Work request: State how many lines of the entries include the string "JSON", please, leaving out everything but the number.
══════
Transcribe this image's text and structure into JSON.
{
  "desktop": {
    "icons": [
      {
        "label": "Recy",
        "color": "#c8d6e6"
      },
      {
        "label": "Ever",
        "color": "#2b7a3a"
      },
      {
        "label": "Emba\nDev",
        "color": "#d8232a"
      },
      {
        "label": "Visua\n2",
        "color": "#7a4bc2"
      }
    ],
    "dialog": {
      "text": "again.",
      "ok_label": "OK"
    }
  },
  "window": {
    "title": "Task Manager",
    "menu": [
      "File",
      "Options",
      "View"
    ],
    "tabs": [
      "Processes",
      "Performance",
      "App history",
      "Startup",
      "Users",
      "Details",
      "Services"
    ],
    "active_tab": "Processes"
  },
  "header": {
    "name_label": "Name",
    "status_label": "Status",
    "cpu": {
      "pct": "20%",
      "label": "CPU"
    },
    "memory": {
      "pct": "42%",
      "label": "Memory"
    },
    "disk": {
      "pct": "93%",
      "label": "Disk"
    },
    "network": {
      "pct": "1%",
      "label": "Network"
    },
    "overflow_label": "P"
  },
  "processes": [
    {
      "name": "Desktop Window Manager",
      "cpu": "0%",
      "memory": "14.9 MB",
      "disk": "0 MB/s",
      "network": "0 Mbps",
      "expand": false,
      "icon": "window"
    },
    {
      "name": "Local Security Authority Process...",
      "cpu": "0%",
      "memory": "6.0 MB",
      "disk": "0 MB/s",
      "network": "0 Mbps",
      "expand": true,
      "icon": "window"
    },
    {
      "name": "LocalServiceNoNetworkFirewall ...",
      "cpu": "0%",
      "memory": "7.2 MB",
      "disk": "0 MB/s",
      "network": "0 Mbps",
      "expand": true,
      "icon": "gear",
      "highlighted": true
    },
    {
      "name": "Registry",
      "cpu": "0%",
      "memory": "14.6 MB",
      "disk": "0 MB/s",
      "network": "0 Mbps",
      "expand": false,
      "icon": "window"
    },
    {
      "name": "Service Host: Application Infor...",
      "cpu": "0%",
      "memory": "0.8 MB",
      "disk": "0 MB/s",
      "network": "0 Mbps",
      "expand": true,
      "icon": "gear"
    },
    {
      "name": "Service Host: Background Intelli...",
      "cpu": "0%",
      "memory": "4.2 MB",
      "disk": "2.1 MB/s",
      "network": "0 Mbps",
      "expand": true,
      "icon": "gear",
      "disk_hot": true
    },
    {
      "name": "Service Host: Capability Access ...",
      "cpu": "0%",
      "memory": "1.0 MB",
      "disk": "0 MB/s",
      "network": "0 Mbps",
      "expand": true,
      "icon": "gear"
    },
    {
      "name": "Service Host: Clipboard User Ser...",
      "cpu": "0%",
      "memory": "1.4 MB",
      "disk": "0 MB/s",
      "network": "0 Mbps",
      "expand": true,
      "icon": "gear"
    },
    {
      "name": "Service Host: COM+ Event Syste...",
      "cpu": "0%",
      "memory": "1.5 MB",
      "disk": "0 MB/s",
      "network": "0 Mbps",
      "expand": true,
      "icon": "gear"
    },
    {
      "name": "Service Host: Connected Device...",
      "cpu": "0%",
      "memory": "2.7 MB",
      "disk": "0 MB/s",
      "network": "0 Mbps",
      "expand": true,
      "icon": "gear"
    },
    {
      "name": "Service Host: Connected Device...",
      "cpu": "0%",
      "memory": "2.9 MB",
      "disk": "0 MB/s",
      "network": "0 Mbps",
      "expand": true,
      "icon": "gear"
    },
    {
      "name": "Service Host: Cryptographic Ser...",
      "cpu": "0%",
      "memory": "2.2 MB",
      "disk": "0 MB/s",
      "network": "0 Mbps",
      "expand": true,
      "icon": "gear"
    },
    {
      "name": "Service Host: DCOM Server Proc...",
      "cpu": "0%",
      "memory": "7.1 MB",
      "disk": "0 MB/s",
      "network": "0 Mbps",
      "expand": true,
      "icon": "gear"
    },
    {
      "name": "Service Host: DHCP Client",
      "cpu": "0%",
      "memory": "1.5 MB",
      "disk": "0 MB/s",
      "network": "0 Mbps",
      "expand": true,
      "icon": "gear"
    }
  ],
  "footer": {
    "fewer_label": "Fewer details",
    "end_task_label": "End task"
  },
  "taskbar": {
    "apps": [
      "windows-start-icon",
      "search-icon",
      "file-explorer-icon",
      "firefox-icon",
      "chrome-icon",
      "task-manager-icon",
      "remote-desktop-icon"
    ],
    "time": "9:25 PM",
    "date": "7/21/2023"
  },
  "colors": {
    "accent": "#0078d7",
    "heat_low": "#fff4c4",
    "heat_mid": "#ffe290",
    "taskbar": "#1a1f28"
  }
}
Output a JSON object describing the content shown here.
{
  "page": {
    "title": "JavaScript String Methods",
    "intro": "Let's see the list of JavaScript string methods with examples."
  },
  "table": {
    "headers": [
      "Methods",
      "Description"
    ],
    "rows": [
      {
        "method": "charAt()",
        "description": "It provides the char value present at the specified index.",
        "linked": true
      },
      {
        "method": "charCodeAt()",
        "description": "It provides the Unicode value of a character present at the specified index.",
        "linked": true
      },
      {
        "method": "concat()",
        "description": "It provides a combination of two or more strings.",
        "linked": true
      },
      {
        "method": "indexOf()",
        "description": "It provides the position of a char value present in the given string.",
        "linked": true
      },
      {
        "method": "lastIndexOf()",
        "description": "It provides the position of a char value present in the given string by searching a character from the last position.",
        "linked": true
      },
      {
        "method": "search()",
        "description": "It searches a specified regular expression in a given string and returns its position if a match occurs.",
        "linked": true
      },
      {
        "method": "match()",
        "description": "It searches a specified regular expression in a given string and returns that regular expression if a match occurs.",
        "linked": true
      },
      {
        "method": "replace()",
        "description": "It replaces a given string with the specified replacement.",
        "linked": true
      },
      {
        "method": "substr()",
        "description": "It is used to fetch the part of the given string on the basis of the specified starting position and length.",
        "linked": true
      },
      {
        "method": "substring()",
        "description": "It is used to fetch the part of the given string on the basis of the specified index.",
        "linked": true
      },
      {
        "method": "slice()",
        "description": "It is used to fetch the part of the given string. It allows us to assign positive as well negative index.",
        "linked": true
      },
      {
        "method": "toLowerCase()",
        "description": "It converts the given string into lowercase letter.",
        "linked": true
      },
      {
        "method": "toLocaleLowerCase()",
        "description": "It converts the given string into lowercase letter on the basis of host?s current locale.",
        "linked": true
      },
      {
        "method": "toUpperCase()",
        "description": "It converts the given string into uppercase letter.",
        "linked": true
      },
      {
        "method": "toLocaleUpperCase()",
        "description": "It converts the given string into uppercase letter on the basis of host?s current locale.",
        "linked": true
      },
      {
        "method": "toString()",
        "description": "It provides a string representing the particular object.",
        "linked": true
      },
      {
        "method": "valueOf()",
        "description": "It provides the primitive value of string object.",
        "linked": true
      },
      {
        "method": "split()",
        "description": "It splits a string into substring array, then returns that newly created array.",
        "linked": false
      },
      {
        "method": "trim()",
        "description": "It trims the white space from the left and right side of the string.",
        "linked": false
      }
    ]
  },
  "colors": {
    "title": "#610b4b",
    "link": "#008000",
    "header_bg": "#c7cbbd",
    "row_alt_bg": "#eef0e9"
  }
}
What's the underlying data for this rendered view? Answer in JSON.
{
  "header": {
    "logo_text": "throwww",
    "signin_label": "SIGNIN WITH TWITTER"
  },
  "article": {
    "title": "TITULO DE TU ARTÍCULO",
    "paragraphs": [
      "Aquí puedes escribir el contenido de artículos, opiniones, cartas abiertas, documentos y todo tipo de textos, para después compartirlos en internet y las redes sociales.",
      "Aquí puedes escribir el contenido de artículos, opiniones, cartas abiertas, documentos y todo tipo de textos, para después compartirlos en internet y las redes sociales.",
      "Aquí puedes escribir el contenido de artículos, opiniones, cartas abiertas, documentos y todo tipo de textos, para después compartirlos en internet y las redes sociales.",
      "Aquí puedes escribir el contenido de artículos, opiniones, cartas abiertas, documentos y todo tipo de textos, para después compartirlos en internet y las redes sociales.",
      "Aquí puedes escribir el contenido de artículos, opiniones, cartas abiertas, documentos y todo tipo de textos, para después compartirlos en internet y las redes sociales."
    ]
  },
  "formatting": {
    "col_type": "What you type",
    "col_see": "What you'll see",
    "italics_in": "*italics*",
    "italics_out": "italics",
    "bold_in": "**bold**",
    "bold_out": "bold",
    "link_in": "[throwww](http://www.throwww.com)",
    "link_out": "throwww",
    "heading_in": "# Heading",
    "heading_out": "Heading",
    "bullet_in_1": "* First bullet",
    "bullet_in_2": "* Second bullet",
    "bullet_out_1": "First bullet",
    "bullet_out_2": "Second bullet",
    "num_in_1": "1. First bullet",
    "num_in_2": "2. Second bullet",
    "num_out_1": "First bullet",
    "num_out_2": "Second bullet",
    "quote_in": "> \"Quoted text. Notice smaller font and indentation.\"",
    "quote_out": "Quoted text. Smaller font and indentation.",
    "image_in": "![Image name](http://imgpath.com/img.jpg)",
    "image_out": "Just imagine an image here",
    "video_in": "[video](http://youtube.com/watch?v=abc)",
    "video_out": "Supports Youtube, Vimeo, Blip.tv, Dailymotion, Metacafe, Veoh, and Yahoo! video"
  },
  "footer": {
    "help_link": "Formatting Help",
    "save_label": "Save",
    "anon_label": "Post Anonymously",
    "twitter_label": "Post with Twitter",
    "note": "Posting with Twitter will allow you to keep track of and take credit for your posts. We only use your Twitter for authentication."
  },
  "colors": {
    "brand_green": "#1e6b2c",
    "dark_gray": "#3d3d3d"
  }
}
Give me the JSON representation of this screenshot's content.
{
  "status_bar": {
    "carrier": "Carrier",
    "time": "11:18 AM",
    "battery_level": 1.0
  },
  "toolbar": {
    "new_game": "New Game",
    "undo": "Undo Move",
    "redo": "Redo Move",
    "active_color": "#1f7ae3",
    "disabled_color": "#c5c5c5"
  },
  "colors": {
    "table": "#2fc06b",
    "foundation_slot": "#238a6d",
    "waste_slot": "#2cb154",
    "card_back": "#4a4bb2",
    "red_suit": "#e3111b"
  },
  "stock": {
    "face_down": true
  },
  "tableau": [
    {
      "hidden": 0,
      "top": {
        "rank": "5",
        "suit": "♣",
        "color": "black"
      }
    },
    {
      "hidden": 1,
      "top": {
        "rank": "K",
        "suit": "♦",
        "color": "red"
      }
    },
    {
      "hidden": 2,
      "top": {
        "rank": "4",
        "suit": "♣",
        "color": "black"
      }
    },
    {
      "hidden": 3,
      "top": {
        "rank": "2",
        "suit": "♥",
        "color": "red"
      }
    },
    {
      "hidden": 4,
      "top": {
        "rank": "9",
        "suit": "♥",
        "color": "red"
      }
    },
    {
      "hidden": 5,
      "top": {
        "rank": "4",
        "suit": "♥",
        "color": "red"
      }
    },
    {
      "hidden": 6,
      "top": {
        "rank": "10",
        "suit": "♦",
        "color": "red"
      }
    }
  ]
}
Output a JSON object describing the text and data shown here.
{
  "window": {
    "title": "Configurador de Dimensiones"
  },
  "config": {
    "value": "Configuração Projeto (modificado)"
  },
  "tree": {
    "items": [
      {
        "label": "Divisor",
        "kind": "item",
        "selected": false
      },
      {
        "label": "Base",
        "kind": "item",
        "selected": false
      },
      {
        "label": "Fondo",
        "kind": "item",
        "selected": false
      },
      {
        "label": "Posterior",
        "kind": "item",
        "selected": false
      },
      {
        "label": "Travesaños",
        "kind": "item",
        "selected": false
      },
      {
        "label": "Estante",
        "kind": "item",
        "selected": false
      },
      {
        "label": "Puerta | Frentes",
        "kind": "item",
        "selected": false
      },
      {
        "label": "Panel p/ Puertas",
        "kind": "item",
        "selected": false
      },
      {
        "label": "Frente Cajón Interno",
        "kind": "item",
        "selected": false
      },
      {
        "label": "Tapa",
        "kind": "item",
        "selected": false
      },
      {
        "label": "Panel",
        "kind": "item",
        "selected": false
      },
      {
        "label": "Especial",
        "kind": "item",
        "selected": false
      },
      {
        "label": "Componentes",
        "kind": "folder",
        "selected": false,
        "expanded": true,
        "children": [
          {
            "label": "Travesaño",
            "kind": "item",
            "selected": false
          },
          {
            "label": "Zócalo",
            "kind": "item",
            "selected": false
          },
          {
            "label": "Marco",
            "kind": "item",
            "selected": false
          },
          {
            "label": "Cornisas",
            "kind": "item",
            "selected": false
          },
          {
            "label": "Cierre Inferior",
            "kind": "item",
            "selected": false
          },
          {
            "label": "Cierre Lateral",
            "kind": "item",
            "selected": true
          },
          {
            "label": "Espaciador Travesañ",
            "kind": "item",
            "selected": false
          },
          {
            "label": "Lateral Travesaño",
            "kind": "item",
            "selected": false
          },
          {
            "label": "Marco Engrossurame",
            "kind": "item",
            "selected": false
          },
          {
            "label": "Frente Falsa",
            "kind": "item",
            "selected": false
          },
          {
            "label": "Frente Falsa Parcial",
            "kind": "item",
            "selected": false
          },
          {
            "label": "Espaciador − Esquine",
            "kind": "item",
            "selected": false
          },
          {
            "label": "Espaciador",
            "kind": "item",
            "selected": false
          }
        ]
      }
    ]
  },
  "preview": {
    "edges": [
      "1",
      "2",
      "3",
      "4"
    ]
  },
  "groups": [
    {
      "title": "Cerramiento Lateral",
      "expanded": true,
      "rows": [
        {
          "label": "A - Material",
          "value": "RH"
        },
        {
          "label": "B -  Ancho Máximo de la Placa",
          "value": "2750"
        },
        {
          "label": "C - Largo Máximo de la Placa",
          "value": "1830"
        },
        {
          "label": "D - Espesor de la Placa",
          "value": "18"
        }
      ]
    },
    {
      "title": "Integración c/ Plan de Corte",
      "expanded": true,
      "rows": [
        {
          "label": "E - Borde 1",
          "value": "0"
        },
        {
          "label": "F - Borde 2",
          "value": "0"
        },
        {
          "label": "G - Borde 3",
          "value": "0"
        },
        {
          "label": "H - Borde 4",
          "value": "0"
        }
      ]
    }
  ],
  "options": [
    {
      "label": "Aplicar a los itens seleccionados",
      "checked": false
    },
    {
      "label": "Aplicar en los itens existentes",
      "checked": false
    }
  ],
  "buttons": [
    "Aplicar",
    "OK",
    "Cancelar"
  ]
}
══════
Output of the exercise: 5